• WHAT THE TASK ASKS
Please tally every line in the listing below where the word "クリックしてキーの組み合わせを入力" appears, then give the number and nothing more.
+===+
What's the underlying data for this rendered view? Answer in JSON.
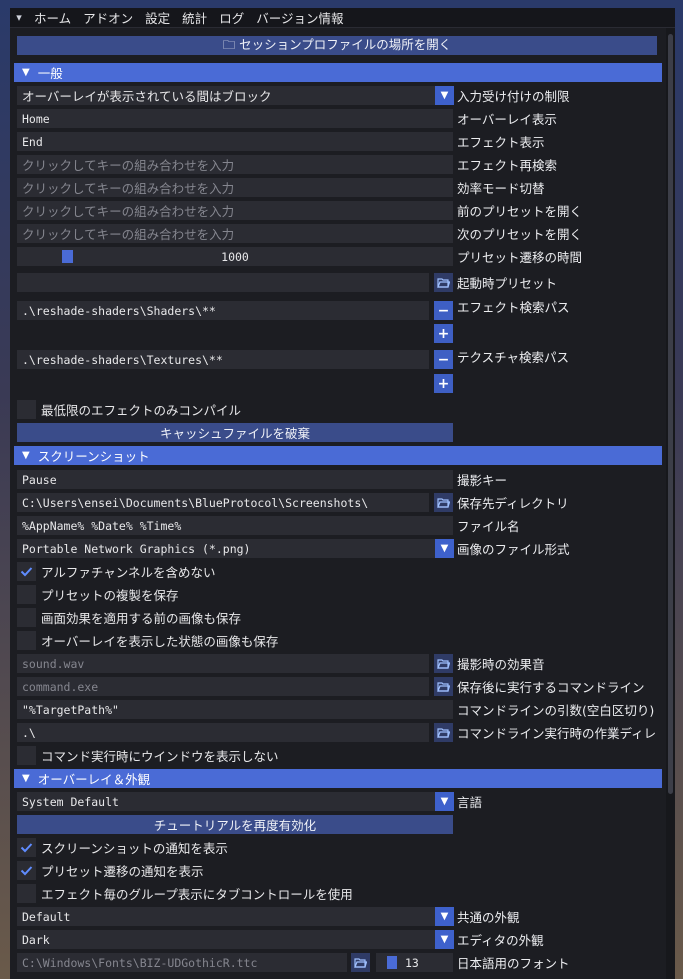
{
  "menubar": {
    "grip": "▾",
    "items": [
      "ホーム",
      "アドオン",
      "設定",
      "統計",
      "ログ",
      "バージョン情報"
    ]
  },
  "top_button": "🗀 セッションプロファイルの場所を開く",
  "general": {
    "header": "一般",
    "block_input_value": "オーバーレイが表示されている間はブロック",
    "block_input_label": "入力受け付けの制限",
    "overlay_key_value": "Home",
    "overlay_key_label": "オーバーレイ表示",
    "effect_key_value": "End",
    "effect_key_label": "エフェクト表示",
    "reload_key_placeholder": "クリックしてキーの組み合わせを入力",
    "reload_key_label": "エフェクト再検索",
    "perf_key_placeholder": "クリックしてキーの組み合わせを入力",
    "perf_key_label": "効率モード切替",
    "prev_key_placeholder": "クリックしてキーの組み合わせを入力",
    "prev_key_label": "前のプリセットを開く",
    "next_key_placeholder": "クリックしてキーの組み合わせを入力",
    "next_key_label": "次のプリセットを開く",
    "transition_value": "1000",
    "transition_label": "プリセット遷移の時間",
    "startup_preset_value": "",
    "startup_preset_label": "起動時プリセット",
    "effect_path_value": ".\\reshade-shaders\\Shaders\\**",
    "effect_path_label": "エフェクト検索パス",
    "texture_path_value": ".\\reshade-shaders\\Textures\\**",
    "texture_path_label": "テクスチャ検索パス",
    "compile_min_label": "最低限のエフェクトのみコンパイル",
    "clear_cache_label": "キャッシュファイルを破棄"
  },
  "screenshot": {
    "header": "スクリーンショット",
    "key_value": "Pause",
    "key_label": "撮影キー",
    "dir_value": "C:\\Users\\ensei\\Documents\\BlueProtocol\\Screenshots\\",
    "dir_label": "保存先ディレクトリ",
    "name_value": "%AppName% %Date% %Time%",
    "name_label": "ファイル名",
    "format_value": "Portable Network Graphics (*.png)",
    "format_label": "画像のファイル形式",
    "no_alpha_label": "アルファチャンネルを含めない",
    "save_preset_label": "プリセットの複製を保存",
    "save_before_label": "画面効果を適用する前の画像も保存",
    "save_overlay_label": "オーバーレイを表示した状態の画像も保存",
    "sound_placeholder": "sound.wav",
    "sound_label": "撮影時の効果音",
    "cmd_placeholder": "command.exe",
    "cmd_label": "保存後に実行するコマンドライン",
    "args_value": "\"%TargetPath%\"",
    "args_label": "コマンドラインの引数(空白区切り)",
    "workdir_value": ".\\",
    "workdir_label": "コマンドライン実行時の作業ディレ",
    "hide_window_label": "コマンド実行時にウインドウを表示しない"
  },
  "overlay": {
    "header": "オーバーレイ＆外観",
    "lang_value": "System Default",
    "lang_label": "言語",
    "tutorial_label": "チュートリアルを再度有効化",
    "notify_ss_label": "スクリーンショットの通知を表示",
    "notify_preset_label": "プリセット遷移の通知を表示",
    "tab_control_label": "エフェクト毎のグループ表示にタブコントロールを使用",
    "theme_value": "Default",
    "theme_label": "共通の外観",
    "editor_theme_value": "Dark",
    "editor_theme_label": "エディタの外観",
    "font_value": "C:\\Windows\\Fonts\\BIZ-UDGothicR.ttc",
    "font_size_value": "13",
    "font_label": "日本語用のフォント"
  },
  "checkbox_states": {
    "compile_min": false,
    "no_alpha": true,
    "save_preset": false,
    "save_before": false,
    "save_overlay": false,
    "hide_window": false,
    "notify_ss": true,
    "notify_preset": true,
    "tab_control": false
  },
  "colors": {
    "accent": "#4a6bd6",
    "panel": "#1c1d22",
    "field": "#2b2c33"
  }
}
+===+
• EXPECTED OUTPUT
4